For me, I think, it was the raising of these questions about tlm way in which philosophy goes that was the most inportant product of that meeting I spoke of at the American Philosophical Association. As -I_ said, I.don't think that the way in which I actually go about my work has changed in these last few years, but my feelings about it have. At any rate, I don't any longer feel the need to pretend to be cool and call: when Iln not, or to be untouched personslly when I an touched. More generally, there plainly is no need to pretend to love only ideas, and to be dispassionately unconcerned about the people win have then.

I have no idea where we'll all come out. I don’ t know whether or not these things that the women have brought out into the open will change. Philosophy‘ seems to no nowadays to be in one of those consolidating stages: there aren't any great, exciting new movements in the air, and we are instead ,9?” process of trying to fimzre out where we should stand when the dust settles, It is perhaps, then, a tine in which people are more likely to he self-conscious about the enterprise and the way in which it is carried out, and about the way in which people are  in graduate schools to enter it. It's a good thing anyway that the discussion has got under way.
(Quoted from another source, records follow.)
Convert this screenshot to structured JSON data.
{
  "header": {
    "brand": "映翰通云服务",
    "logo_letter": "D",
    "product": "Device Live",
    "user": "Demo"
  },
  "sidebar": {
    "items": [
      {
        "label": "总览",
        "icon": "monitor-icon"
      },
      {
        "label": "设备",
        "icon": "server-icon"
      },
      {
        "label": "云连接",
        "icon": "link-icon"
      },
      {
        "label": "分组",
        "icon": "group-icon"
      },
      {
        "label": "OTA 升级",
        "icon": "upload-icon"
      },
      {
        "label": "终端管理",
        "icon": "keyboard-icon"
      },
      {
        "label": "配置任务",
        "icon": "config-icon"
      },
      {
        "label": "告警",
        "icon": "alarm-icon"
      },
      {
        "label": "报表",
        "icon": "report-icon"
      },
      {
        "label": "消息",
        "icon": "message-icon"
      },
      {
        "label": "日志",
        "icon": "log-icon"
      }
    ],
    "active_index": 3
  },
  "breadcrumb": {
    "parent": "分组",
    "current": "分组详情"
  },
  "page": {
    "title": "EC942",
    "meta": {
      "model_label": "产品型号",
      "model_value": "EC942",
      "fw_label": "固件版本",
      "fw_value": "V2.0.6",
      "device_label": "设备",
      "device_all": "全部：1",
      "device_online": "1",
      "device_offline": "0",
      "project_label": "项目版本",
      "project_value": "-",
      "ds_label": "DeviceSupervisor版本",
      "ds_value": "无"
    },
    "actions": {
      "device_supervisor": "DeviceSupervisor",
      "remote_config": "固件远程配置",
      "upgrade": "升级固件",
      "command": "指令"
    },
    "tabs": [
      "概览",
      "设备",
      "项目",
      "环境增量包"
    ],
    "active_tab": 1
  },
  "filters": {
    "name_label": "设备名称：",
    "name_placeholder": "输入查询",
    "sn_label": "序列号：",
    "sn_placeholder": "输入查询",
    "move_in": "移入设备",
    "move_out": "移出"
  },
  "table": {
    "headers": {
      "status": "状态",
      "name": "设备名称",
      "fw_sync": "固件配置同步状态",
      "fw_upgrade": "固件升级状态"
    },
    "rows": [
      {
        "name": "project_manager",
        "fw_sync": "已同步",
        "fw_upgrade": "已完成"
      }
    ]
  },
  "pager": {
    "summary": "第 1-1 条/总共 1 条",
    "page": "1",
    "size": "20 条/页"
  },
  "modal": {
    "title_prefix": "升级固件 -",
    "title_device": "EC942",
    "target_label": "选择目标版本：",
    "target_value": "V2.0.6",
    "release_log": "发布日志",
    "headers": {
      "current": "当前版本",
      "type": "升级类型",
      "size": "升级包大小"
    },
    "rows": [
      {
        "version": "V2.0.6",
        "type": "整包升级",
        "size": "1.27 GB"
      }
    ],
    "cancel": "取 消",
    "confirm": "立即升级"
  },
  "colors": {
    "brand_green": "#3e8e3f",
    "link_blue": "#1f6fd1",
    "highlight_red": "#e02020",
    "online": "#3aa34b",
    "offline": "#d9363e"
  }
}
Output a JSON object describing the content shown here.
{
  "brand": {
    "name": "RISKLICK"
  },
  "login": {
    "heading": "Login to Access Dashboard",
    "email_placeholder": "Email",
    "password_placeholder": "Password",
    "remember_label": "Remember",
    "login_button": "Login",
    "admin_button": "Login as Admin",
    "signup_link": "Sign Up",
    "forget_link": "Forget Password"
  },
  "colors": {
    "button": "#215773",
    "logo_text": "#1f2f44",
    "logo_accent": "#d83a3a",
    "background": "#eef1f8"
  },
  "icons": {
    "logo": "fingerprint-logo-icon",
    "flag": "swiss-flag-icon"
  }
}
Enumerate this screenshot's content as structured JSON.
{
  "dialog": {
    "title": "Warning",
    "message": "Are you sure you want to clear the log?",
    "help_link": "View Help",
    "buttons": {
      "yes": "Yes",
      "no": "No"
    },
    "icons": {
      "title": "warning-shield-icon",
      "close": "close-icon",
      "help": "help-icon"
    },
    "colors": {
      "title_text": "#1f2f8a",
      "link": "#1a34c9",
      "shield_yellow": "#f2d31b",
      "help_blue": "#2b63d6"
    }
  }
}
I on myself especially pleased at the contribution which women have made to it.